Individual study: Management of rare ungulates in a small park: habitat use of bontebok and Cape mountain zebra in Bontebok National Park assessed by counts of dung groups

Published source details

Watson L.H., Kraaij T. & Novellie P. (2011) Management of rare ungulates in a small park: habitat use of bontebok and Cape mountain zebra in Bontebok National Park assessed by counts of dung groups. South African Journal of Wildlife Research, 41, 158-166


This study is summarised as evidence for the intervention(s) shown on the right. The icon shows which synopsis it is relevant to.

Manage vegetation using grazing by wild herbivores Terrestrial Mammal Conservation

A study in 1987–2009 in a shrubland protected area in Western Cape, South Africa (Watson et al. 2011) found that following the introduction of Cape mountain zebras Equus zebra zebra to manage vegetation and facilitate improved grazing for bontebok Damaliscus pygargus pygargus, numbers of bontebok did not increase. Twenty-two years after Cape mountain zebras were introduced, bontebok numbers were approximately one-third lower (187) than at the time of zebra introduction (298). Authors suggest that zebras and bonteboks may compete for similar resources. In 1987–1990, twelve Cape mountain zebras were translocated into a 3,435-ha national park. Between 1987–1990 and 2009, zebra numbers increased from 12 to 48 individuals. Population monitoring details for bonteboks and zebras are not provided.

(Summarised by Ricardo Rocha)

Translocate to re-establish or boost populations in native range Terrestrial Mammal Conservation

A study in 1987–2009 in grassland and shrubland in the Western Cape, South Africa (Watson et al. 2011) found that numbers of translocated Cape mountain zebra Equus zebra zebra increased four-fold over 19 years. Nineteen years after release, there were four times more Cape mountain zebras (48) than at the time of release (12). In the first 14 years after translocations, 13 foals were born. In 1987–1990, twelve Cape mountain zebras were translocated into a 3,435-ha national park dominated by renosterveld and fynbos vegetation. No translocation or monitoring details are provided.
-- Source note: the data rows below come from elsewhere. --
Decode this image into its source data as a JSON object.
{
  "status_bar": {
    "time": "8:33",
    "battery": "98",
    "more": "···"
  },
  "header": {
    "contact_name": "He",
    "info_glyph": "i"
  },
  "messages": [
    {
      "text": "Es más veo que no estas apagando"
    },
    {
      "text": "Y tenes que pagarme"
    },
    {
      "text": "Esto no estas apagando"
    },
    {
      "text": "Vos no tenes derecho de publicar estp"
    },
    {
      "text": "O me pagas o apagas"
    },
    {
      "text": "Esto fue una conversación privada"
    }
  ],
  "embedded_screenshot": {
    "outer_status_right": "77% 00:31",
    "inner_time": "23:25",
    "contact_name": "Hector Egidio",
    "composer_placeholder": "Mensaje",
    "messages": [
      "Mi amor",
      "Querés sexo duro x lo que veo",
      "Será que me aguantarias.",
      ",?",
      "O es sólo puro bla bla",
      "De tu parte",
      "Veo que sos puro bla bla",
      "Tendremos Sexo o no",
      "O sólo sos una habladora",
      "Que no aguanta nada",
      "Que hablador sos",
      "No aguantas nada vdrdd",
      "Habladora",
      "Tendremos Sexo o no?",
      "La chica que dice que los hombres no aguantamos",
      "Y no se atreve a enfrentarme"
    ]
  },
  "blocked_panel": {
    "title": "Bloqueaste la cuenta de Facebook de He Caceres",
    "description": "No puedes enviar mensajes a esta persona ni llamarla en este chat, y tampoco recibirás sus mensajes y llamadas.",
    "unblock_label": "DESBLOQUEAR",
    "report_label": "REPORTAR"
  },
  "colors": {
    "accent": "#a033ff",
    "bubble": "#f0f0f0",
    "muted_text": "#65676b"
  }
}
Grass availability was promoted by artificial fires at four-year intervals.

(Summarised by Ricardo Rocha)